Extracted data entries
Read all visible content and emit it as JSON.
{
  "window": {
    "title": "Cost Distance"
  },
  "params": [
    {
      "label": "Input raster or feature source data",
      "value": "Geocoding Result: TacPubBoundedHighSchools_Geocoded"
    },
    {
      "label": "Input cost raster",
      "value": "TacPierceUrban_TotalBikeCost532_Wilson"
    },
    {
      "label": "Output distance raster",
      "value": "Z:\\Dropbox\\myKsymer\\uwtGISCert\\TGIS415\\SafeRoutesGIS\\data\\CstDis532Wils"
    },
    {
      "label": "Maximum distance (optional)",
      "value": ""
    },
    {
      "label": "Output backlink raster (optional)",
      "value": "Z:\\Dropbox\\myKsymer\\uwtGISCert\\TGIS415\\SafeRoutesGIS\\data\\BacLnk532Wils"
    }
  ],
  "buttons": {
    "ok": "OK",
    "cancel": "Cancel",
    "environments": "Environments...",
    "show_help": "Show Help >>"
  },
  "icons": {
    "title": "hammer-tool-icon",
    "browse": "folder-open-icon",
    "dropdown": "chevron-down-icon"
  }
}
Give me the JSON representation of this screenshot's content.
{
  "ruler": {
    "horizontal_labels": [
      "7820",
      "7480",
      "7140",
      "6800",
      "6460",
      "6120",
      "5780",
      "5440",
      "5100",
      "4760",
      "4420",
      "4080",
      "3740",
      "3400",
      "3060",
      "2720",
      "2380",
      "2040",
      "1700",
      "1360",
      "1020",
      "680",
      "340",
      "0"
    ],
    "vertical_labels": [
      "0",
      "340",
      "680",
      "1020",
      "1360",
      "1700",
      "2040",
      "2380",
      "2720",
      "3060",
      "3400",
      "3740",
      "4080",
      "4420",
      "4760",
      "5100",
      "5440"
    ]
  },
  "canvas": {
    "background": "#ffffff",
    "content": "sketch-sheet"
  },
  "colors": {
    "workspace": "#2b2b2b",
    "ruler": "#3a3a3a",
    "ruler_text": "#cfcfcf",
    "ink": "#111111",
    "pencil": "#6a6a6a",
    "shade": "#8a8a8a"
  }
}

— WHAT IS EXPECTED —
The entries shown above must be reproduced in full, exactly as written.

— SOLUTION —
Read all visible content and emit it as JSON.
{
  "window": {
    "title": "Cost Distance"
  },
  "params": [
    {
      "label": "Input raster or feature source data",
      "value": "Geocoding Result: TacPubBoundedHighSchools_Geocoded"
    },
    {
      "label": "Input cost raster",
      "value": "TacPierceUrban_TotalBikeCost532_Wilson"
    },
    {
      "label": "Output distance raster",
      "value": "Z:\\Dropbox\\myKsymer\\uwtGISCert\\TGIS415\\SafeRoutesGIS\\data\\CstDis532Wils"
    },
    {
      "label": "Maximum distance (optional)",
      "value": ""
    },
    {
      "label": "Output backlink raster (optional)",
      "value": "Z:\\Dropbox\\myKsymer\\uwtGISCert\\TGIS415\\SafeRoutesGIS\\data\\BacLnk532Wils"
    }
  ],
  "buttons": {
    "ok": "OK",
    "cancel": "Cancel",
    "environments": "Environments...",
    "show_help": "Show Help >>"
  },
  "icons": {
    "title": "hammer-tool-icon",
    "browse": "folder-open-icon",
    "dropdown": "chevron-down-icon"
  }
}
Give me the JSON representation of this screenshot's content.
{
  "ruler": {
    "horizontal_labels": [
      "7820",
      "7480",
      "7140",
      "6800",
      "6460",
      "6120",
      "5780",
      "5440",
      "5100",
      "4760",
      "4420",
      "4080",
      "3740",
      "3400",
      "3060",
      "2720",
      "2380",
      "2040",
      "1700",
      "1360",
      "1020",
      "680",
      "340",
      "0"
    ],
    "vertical_labels": [
      "0",
      "340",
      "680",
      "1020",
      "1360",
      "1700",
      "2040",
      "2380",
      "2720",
      "3060",
      "3400",
      "3740",
      "4080",
      "4420",
      "4760",
      "5100",
      "5440"
    ]
  },
  "canvas": {
    "background": "#ffffff",
    "content": "sketch-sheet"
  },
  "colors": {
    "workspace": "#2b2b2b",
    "ruler": "#3a3a3a",
    "ruler_text": "#cfcfcf",
    "ink": "#111111",
    "pencil": "#6a6a6a",
    "shade": "#8a8a8a"
  }
}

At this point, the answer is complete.